> What this task involves: Lines below that include the word "close" should each be copied.
Start of Data shown
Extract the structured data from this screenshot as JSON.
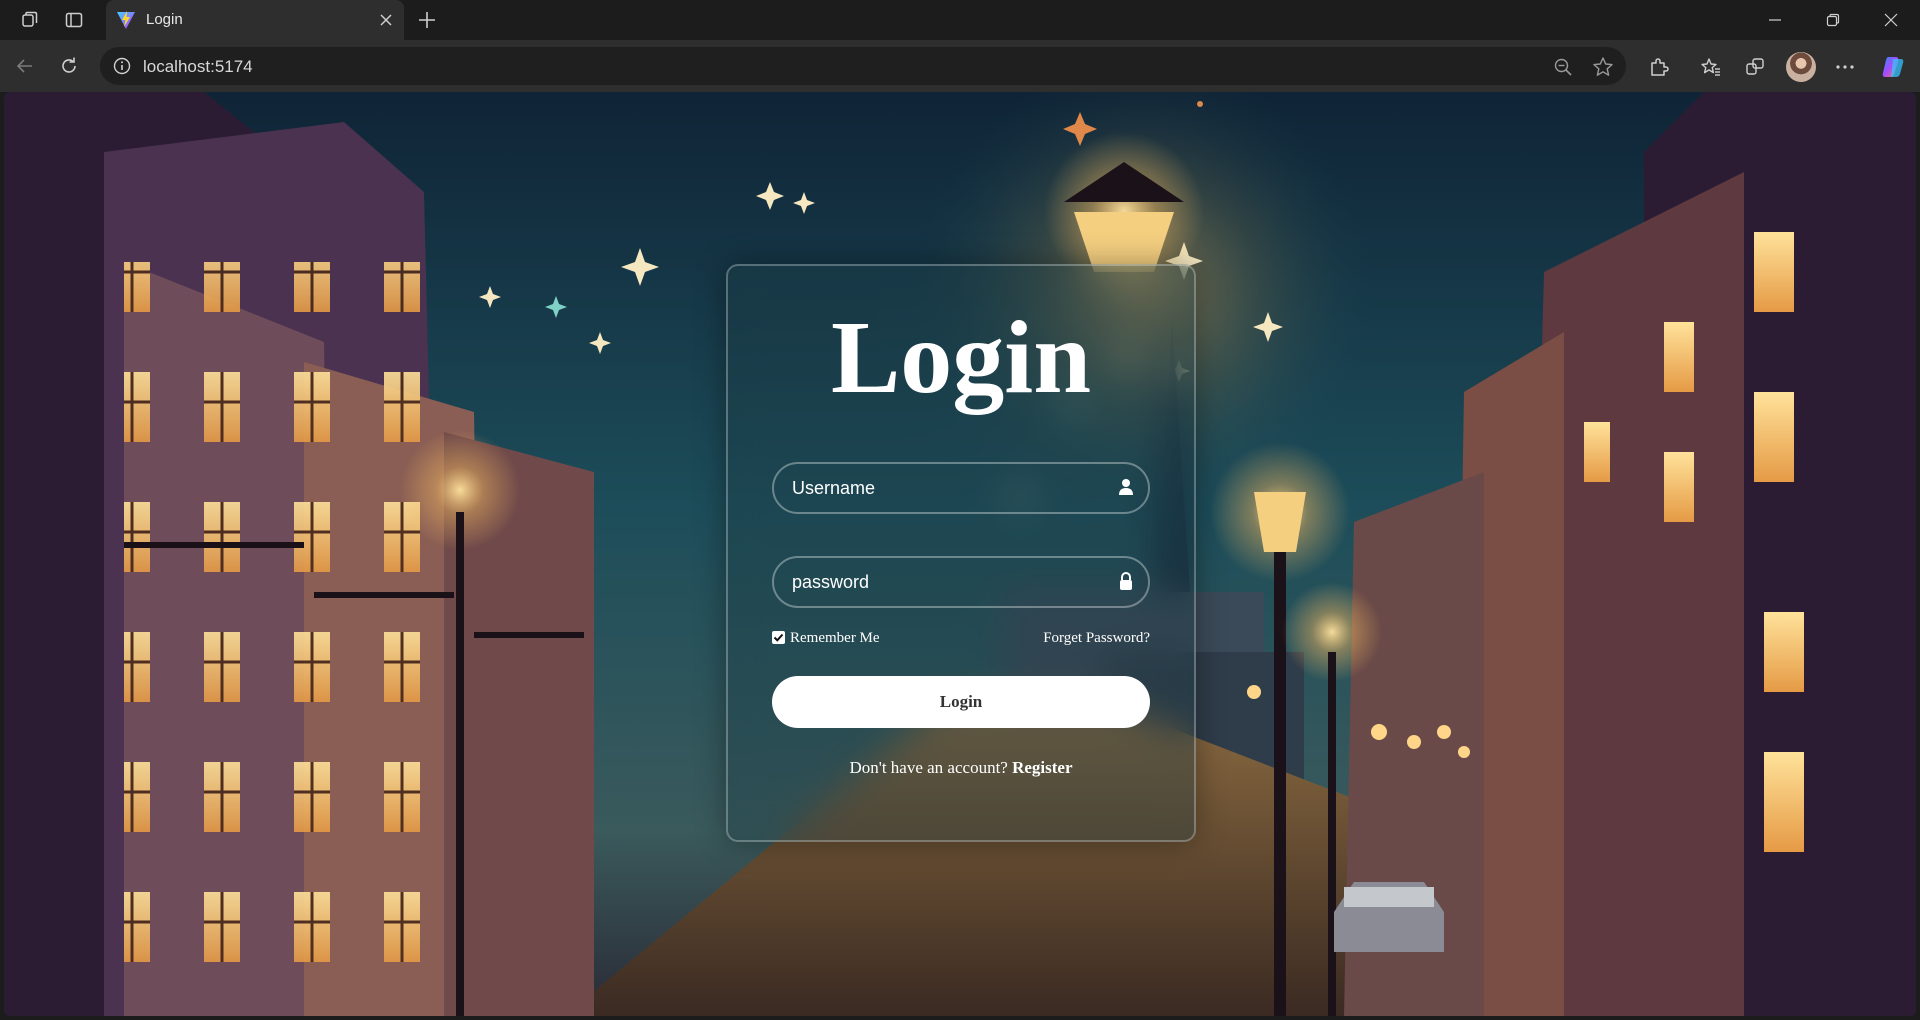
{
  "browser": {
    "tab_title": "Login",
    "address": "localhost:5174",
    "icons": {
      "workspaces": "workspaces-icon",
      "tab_actions": "vertical-tabs-icon",
      "favicon": "vite-logo-icon",
      "close_tab": "close-icon",
      "new_tab": "plus-icon",
      "minimize": "minimize-icon",
      "restore": "restore-icon",
      "close_window": "close-icon",
      "back": "back-arrow-icon",
      "refresh": "refresh-icon",
      "site_info": "info-icon",
      "zoom": "zoom-out-icon",
      "favorite": "star-icon",
      "extensions": "puzzle-icon",
      "favorites": "favorites-icon",
      "collections": "collections-icon",
      "profile": "avatar",
      "more": "more-icon",
      "copilot": "copilot-icon"
    }
  },
  "login": {
    "title": "Login",
    "username_placeholder": "Username",
    "password_placeholder": "password",
    "remember_label": "Remember Me",
    "remember_checked": true,
    "forgot_label": "Forget Password?",
    "submit_label": "Login",
    "register_prompt": "Don't have an account? ",
    "register_link": "Register"
  },
  "colors": {
    "card_border": "#ffffff",
    "button_bg": "#ffffff",
    "button_text": "#333333",
    "sky_top": "#0f2436",
    "sky_mid": "#1d4d5a"
  }
}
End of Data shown
> Task response:
      "close_tab": "close-icon",
      "close_window": "close-icon",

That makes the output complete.